Assigned task:
Repeat the records below verbatim and include no pictures.

Input material:

===

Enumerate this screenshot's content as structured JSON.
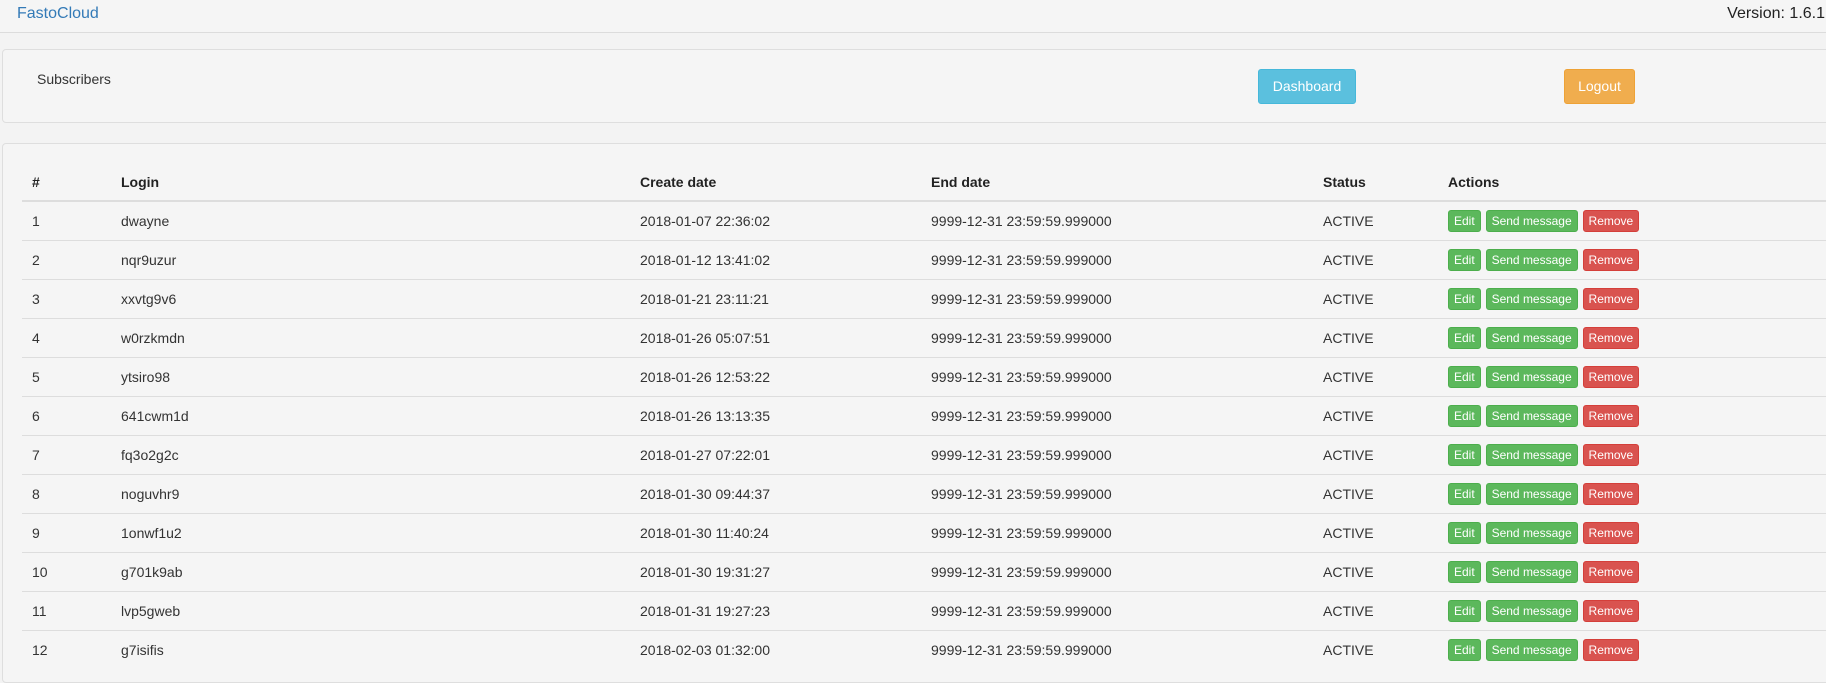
{
  "header": {
    "brand": "FastoCloud",
    "version": "Version: 1.6.1"
  },
  "nav": {
    "subscribers_label": "Subscribers",
    "dashboard_label": "Dashboard",
    "logout_label": "Logout"
  },
  "table": {
    "columns": [
      "#",
      "Login",
      "Create date",
      "End date",
      "Status",
      "Actions"
    ],
    "action_labels": {
      "edit": "Edit",
      "send": "Send message",
      "remove": "Remove"
    },
    "rows": [
      {
        "num": "1",
        "login": "dwayne",
        "create": "2018-01-07 22:36:02",
        "end": "9999-12-31 23:59:59.999000",
        "status": "ACTIVE"
      },
      {
        "num": "2",
        "login": "nqr9uzur",
        "create": "2018-01-12 13:41:02",
        "end": "9999-12-31 23:59:59.999000",
        "status": "ACTIVE"
      },
      {
        "num": "3",
        "login": "xxvtg9v6",
        "create": "2018-01-21 23:11:21",
        "end": "9999-12-31 23:59:59.999000",
        "status": "ACTIVE"
      },
      {
        "num": "4",
        "login": "w0rzkmdn",
        "create": "2018-01-26 05:07:51",
        "end": "9999-12-31 23:59:59.999000",
        "status": "ACTIVE"
      },
      {
        "num": "5",
        "login": "ytsiro98",
        "create": "2018-01-26 12:53:22",
        "end": "9999-12-31 23:59:59.999000",
        "status": "ACTIVE"
      },
      {
        "num": "6",
        "login": "641cwm1d",
        "create": "2018-01-26 13:13:35",
        "end": "9999-12-31 23:59:59.999000",
        "status": "ACTIVE"
      },
      {
        "num": "7",
        "login": "fq3o2g2c",
        "create": "2018-01-27 07:22:01",
        "end": "9999-12-31 23:59:59.999000",
        "status": "ACTIVE"
      },
      {
        "num": "8",
        "login": "noguvhr9",
        "create": "2018-01-30 09:44:37",
        "end": "9999-12-31 23:59:59.999000",
        "status": "ACTIVE"
      },
      {
        "num": "9",
        "login": "1onwf1u2",
        "create": "2018-01-30 11:40:24",
        "end": "9999-12-31 23:59:59.999000",
        "status": "ACTIVE"
      },
      {
        "num": "10",
        "login": "g701k9ab",
        "create": "2018-01-30 19:31:27",
        "end": "9999-12-31 23:59:59.999000",
        "status": "ACTIVE"
      },
      {
        "num": "11",
        "login": "lvp5gweb",
        "create": "2018-01-31 19:27:23",
        "end": "9999-12-31 23:59:59.999000",
        "status": "ACTIVE"
      },
      {
        "num": "12",
        "login": "g7isifis",
        "create": "2018-02-03 01:32:00",
        "end": "9999-12-31 23:59:59.999000",
        "status": "ACTIVE"
      }
    ]
  }
}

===

Solution to the problem:
Enumerate this screenshot's content as structured JSON.
{
  "header": {
    "brand": "FastoCloud",
    "version": "Version: 1.6.1"
  },
  "nav": {
    "subscribers_label": "Subscribers",
    "dashboard_label": "Dashboard",
    "logout_label": "Logout"
  },
  "table": {
    "columns": [
      "#",
      "Login",
      "Create date",
      "End date",
      "Status",
      "Actions"
    ],
    "action_labels": {
      "edit": "Edit",
      "send": "Send message",
      "remove": "Remove"
    },
    "rows": [
      {
        "num": "1",
        "login": "dwayne",
        "create": "2018-01-07 22:36:02",
        "end": "9999-12-31 23:59:59.999000",
        "status": "ACTIVE"
      },
      {
        "num": "2",
        "login": "nqr9uzur",
        "create": "2018-01-12 13:41:02",
        "end": "9999-12-31 23:59:59.999000",
        "status": "ACTIVE"
      },
      {
        "num": "3",
        "login": "xxvtg9v6",
        "create": "2018-01-21 23:11:21",
        "end": "9999-12-31 23:59:59.999000",
        "status": "ACTIVE"
      },
      {
        "num": "4",
        "login": "w0rzkmdn",
        "create": "2018-01-26 05:07:51",
        "end": "9999-12-31 23:59:59.999000",
        "status": "ACTIVE"
      },
      {
        "num": "5",
        "login": "ytsiro98",
        "create": "2018-01-26 12:53:22",
        "end": "9999-12-31 23:59:59.999000",
        "status": "ACTIVE"
      },
      {
        "num": "6",
        "login": "641cwm1d",
        "create": "2018-01-26 13:13:35",
        "end": "9999-12-31 23:59:59.999000",
        "status": "ACTIVE"
      },
      {
        "num": "7",
        "login": "fq3o2g2c",
        "create": "2018-01-27 07:22:01",
        "end": "9999-12-31 23:59:59.999000",
        "status": "ACTIVE"
      },
      {
        "num": "8",
        "login": "noguvhr9",
        "create": "2018-01-30 09:44:37",
        "end": "9999-12-31 23:59:59.999000",
        "status": "ACTIVE"
      },
      {
        "num": "9",
        "login": "1onwf1u2",
        "create": "2018-01-30 11:40:24",
        "end": "9999-12-31 23:59:59.999000",
        "status": "ACTIVE"
      },
      {
        "num": "10",
        "login": "g701k9ab",
        "create": "2018-01-30 19:31:27",
        "end": "9999-12-31 23:59:59.999000",
        "status": "ACTIVE"
      },
      {
        "num": "11",
        "login": "lvp5gweb",
        "create": "2018-01-31 19:27:23",
        "end": "9999-12-31 23:59:59.999000",
        "status": "ACTIVE"
      },
      {
        "num": "12",
        "login": "g7isifis",
        "create": "2018-02-03 01:32:00",
        "end": "9999-12-31 23:59:59.999000",
        "status": "ACTIVE"
      }
    ]
  }
}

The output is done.